Video highlights are available at Giants.com.

INACTIVE LIST AND INJURY REPORT…
Inactive for the New York Giants were wide receiver Odell Beckham, Jr. (quad), wide receiver Russell Shepard (ankle), center Spencer Pulley (calf), defensive end Kerry Wynn (finger), linebacker Alec Ogletree (concussion), quarterback Kyle Lauletta, and safety Kamrin Moore.

Tight end Rhett Ellison (concussion) and defensive end Mario Edwards (calf) left the game with injuries and did not return.

POST-GAME REACTION…
Video clips of post-game media sessions with Head Coach Pat Shurmur and the following players are available at Giants.com:

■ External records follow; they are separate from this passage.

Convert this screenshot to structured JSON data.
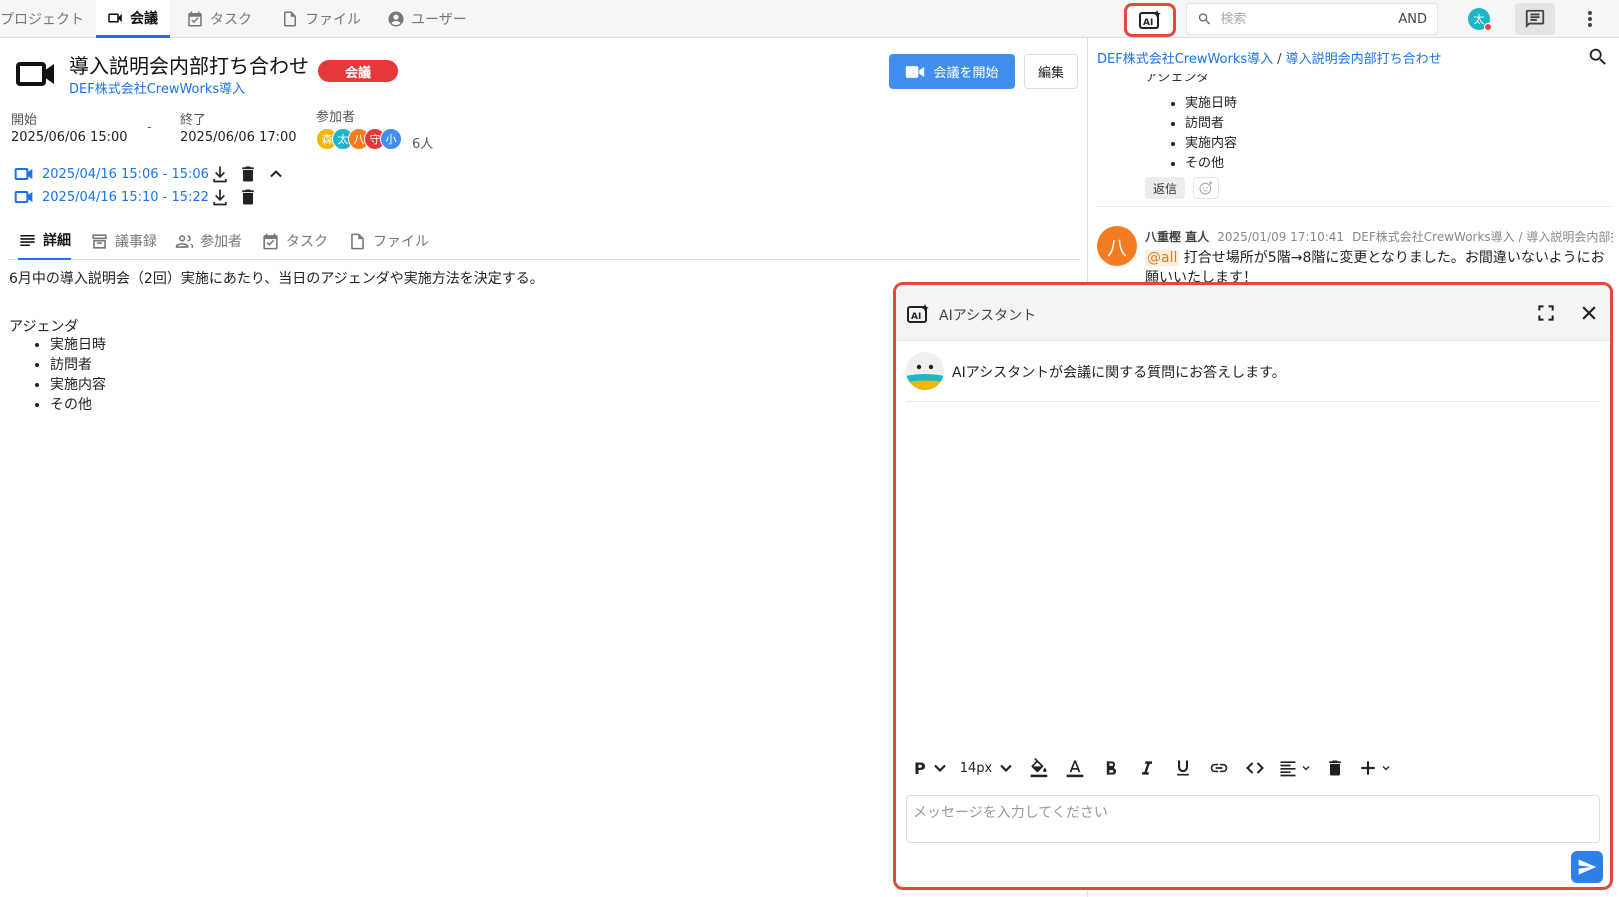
{
  "nav": {
    "tabs": [
      {
        "label": "プロジェクト",
        "icon": "project-icon"
      },
      {
        "label": "会議",
        "icon": "video-icon"
      },
      {
        "label": "タスク",
        "icon": "task-icon"
      },
      {
        "label": "ファイル",
        "icon": "file-icon"
      },
      {
        "label": "ユーザー",
        "icon": "user-icon"
      }
    ],
    "search_placeholder": "検索",
    "search_mode": "AND",
    "user_avatar": "太"
  },
  "meeting": {
    "title": "導入説明会内部打ち合わせ",
    "badge": "会議",
    "project": "DEF株式会社CrewWorks導入",
    "start_button": "会議を開始",
    "edit_button": "編集",
    "start_label": "開始",
    "start_value": "2025/06/06 15:00",
    "dash": "-",
    "end_label": "終了",
    "end_value": "2025/06/06 17:00",
    "participants_label": "参加者",
    "participants": [
      {
        "initial": "森",
        "color": "#f2b705"
      },
      {
        "initial": "太",
        "color": "#1fb6c9"
      },
      {
        "initial": "八",
        "color": "#f47c20"
      },
      {
        "initial": "守",
        "color": "#e8373b"
      },
      {
        "initial": "小",
        "color": "#3f8ef0"
      }
    ],
    "participants_count": "6人",
    "recordings": [
      "2025/04/16 15:06 - 15:06",
      "2025/04/16 15:10 - 15:22"
    ]
  },
  "tabs": [
    {
      "label": "詳細"
    },
    {
      "label": "議事録"
    },
    {
      "label": "参加者"
    },
    {
      "label": "タスク"
    },
    {
      "label": "ファイル"
    }
  ],
  "detail": {
    "description": "6月中の導入説明会（2回）実施にあたり、当日のアジェンダや実施方法を決定する。",
    "agenda_title": "アジェンダ",
    "agenda_items": [
      "実施日時",
      "訪問者",
      "実施内容",
      "その他"
    ]
  },
  "right": {
    "breadcrumb_project": "DEF株式会社CrewWorks導入",
    "breadcrumb_sep": "/",
    "breadcrumb_meeting": "導入説明会内部打ち合わせ",
    "agenda_title": "アジェンダ",
    "agenda_items": [
      "実施日時",
      "訪問者",
      "実施内容",
      "その他"
    ],
    "reply_label": "返信",
    "message": {
      "avatar": "八",
      "name": "八重樫 直人",
      "timestamp": "2025/01/09 17:10:41",
      "context": "DEF株式会社CrewWorks導入 / 導入説明会内部打...",
      "mention": "@all",
      "text": " 打合せ場所が5階→8階に変更となりました。お間違いないようにお願いいたします！"
    }
  },
  "ai": {
    "title": "AIアシスタント",
    "welcome": "AIアシスタントが会議に関する質問にお答えします。",
    "toolbar": {
      "block": "P",
      "font_size": "14px"
    },
    "input_placeholder": "メッセージを入力してください"
  },
  "colors": {
    "accent": "#1a73e8",
    "highlight_border": "#e04a3c",
    "badge": "#e8373b"
  }
}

  • Head Coach Pat Shurmur (Video)
  • QB Eli Manning (Video)

WHAT’S UP NEXT…
Head Coach Pat Shurmur and select players will address the media on Monday.

Dec 222018
 
Alec Ogletree, New York Giants (December 9, 2018)

Alec Ogletree – © USA TODAY Sports

[contentblock id=1 img=html.png]

NEW YORK GIANTS INJURY REPORT – FOUR OUT AGAINST COLTS…
Not practicing on Friday were wide receiver Odell Beckham, Jr. (quad), wide receiver Russell Shepard (ankle), center Spencer Pulley (calf), and linebacker Alec Ogletree (concussion). All four players have been officially ruled out of Sunday’s game against the Indianapolis Colts.

Defensive end Kerry Wynn (thumb) and wide receiver Jawill Davis (hamstring) practiced on a limited basis. Wynn is officially “questionable” for the game on Sunday, while Davis is expected to play.

THE COACHES SPEAK…
Transcripts and video clips of the media sessions with the following coaches are available in The Corner Forum and at Giants.com:

WHAT’S UP NEXT…
There is no media availability to the New York Giants on Saturday. The team plays the Indianapolis Colts on Sunday.